There are truly problematic doublets, however. The city of Luz is renamed Bethel by Jacob in Genesis 28:19, as he is on his way from his father’s house to stay with his uncle Laban. The city of Luz is again renamed Bethel by Jacob in Genesis 35:15, on his way from his uncle Laban’s house to rejoin his father in Canaan. (Not to mention that Abraham had already built an altar at Bethel, already not called Luz, in Gen 12:8.) Similarly, the site of Beersheba is given its name on the basis of the oath sworn (nišba ̄ ‘) between Abraham and Abimelech in Genesis 21:31. It is named again by Isaac in Genesis 26:33, on the basis of the oath sworn between him and Abimelech. Jacob’s own name is changed to Israel when he wrestles with the divine being in Genesis 32:29. Jacob’s name is
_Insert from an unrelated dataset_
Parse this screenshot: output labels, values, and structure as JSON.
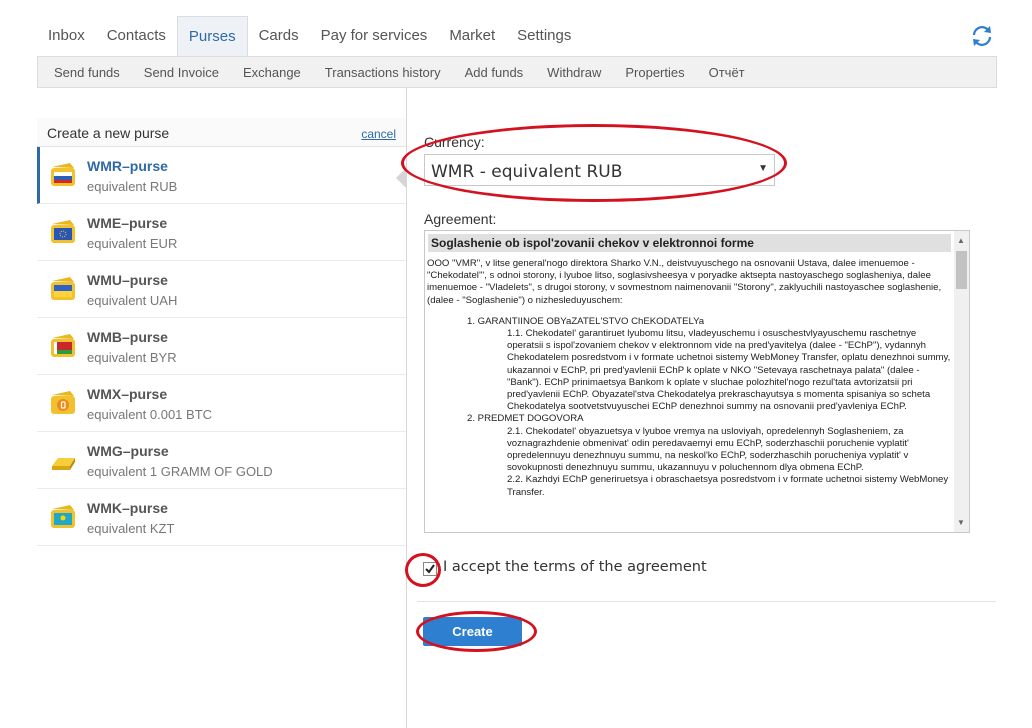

changed to Israel again by God at Bethel in Genesis 35:10. These doublets are mutually exclusive: in each case, the naming or renaming is recounted as if it is happening for the first and only time.
More striking are the narratives relating the thirst of the Israelites in the wil- derness. In Exodus 17:1–7, just after they have crossed the sea and before they arrive at the mountain in the wilderness, the people complain that they have no water to drink; Yahweh responds by telling Moses to strike a rock, from which water will come forth. Moses strikes the rock, the water comes forth, and the place is named Massah and Meribah. In Numbers 20:2–13, well after the Isra- elites have left the mountain, in the midst of their wilderness wandering, the people complain that they have no water to drink; Yahweh responds by telling Moses to speak to a rock, from which water will come forth. Moses strikes the rock, the water comes forth, and the place is named “the waters of Meribah.” In these stories not only is the same name given to two different places, and for the same reason, but the stories themselves are remarkably similar.
In fact, all of these doublets, and others not discussed here, overlap with the previous group, that is, narrative contradictions. For the double telling of a single event entails two competing historical claims about, at the very least, when that event happened. As we have seen, not only when, but also the char- acteristics of where, who, how, and why may vary from passage to passage, even when the central “what” remains the same.